The stress response helps your mind and body to quickly react to a life-threatening situation by fighting or fleeing. The fight or flight response is a survival mechanism. The heart pounds as blood pressure rises. As blood is sent to muscles and the brain, breath quickens so more oxygen can get into the blood.

You need energy to manage the stressor. Therefore, sugars and fats are released into the blood. Stress hormones produce physiological changes in the body, and you begin to sweat. There is no harm to your body if this only occurs occasionally. However, if you continually navigate trauma material day after day in the workplace, it can become chronic stress.

Reflective Question

If you have ever experienced the stress response, what happened?

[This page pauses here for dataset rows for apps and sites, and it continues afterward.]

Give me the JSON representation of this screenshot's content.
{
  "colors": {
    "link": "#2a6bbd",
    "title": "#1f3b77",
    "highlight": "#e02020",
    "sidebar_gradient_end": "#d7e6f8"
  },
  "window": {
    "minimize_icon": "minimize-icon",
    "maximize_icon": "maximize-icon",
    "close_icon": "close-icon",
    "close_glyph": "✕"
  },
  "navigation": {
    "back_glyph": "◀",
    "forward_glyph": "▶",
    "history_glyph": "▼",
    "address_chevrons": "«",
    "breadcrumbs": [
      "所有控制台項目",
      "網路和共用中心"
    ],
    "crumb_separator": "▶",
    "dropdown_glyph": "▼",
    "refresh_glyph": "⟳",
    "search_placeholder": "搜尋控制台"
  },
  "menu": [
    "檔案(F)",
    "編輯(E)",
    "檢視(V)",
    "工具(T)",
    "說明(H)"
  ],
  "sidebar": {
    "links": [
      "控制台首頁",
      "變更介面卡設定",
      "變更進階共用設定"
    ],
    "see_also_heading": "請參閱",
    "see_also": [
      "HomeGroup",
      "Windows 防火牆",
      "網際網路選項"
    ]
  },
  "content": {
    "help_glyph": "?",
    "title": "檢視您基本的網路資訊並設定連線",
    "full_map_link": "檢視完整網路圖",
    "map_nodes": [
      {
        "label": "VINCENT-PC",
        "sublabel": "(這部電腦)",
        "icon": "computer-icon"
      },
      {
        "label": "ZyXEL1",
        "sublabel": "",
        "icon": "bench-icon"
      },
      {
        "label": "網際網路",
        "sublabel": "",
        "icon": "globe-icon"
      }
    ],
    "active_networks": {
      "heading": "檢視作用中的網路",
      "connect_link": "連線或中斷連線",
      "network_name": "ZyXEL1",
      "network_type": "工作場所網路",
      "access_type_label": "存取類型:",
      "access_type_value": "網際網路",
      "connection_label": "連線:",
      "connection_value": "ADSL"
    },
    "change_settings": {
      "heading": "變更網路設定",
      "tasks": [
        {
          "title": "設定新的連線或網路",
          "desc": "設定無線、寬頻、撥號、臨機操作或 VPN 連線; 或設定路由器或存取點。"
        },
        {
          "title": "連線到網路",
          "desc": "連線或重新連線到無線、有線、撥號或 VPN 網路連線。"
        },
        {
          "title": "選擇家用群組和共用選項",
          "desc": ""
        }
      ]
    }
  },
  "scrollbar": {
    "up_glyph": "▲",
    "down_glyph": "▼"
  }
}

Chronic stress is not healthy and can bring about high blood pressure, diabetes, heart disease, anxiety, worry, frustration, anxiety, exhaustion. Any emotional distress felt from someone else’s traumatic material (e.g., hearing a traumatic story, seeing the traumatic aftermath, seeing images related to the trauma, talking about the trauma), can impact your overall health, which can cause you to feel detached from others.

Where Do You Go from Here?

When you are emotionally overwhelmed because of the firsthand trauma of another or several difficult cases, seek out support, especially if the condition persists for more than a month. A traumatizing event experienced by one individual can become a traumatizing event for another individual. Therefore, reduce secondary traumatic stress symptoms and general distress by getting educated about protective factors, identifying your strengths, and putting them into practice to meet the demands of your job.

On an organizational level, secondary traumatic stress training should focus on improving a supportive work environment. Leaders, management, and supervisors must recognize the effects of traumatic exposure by training professionals in evidence-based methods of coping with secondary trauma.

Barbara is a leading authority and best-selling author on managing burnout, secondary traumatic stress, compassion fatigue, and vicarious trauma. As a nationally recognized keynote speaker, she motivates audiences to build their resilience and create work-life balance. Her programs help leaders and teams manage workplace chronic stressors and get over burnout at work.

Barbara's newest book, "But I Didn't Say Goodbye: Helping Families After a Suicide", is available now on Amazon - https://amzn.to/2FwS6JI

• Three weeks prior to giving birth to triplets, her father died by suicide. Her story was featured in the Emmy award winning documentary, Fatal Mistakes, Families Shattered by Suicide narrated by Mariette Hartley. Many employees are grieving personal loss. She offers programs for leaders on lost productivity and performance while managing grief at work.

• As a sought-after keynote speaker who has presented to over 500 groups since 1991, including corporations, state and national associations and non-profit organizations, Barbara offers work-life balance strategies for leaders to implement right away. With clarity and humor, her speaking engagements are designed to give audiences powerful and practical strategies of work-life balance, wellbeing, and self-care that can be implemented immediately.

• Barbara is a Board-Certified Expert in Traumatic Stress and Diplomate with the American Academy of Experts in Traumatic Stress. She received a Bachelor of Science in psychology and a Master of Arts degree in community health, with a concentration in thanatology, both from Brooklyn College.

Email: BarbaraRubel@BarbaraRubel.com
Website: www.barbararubel.com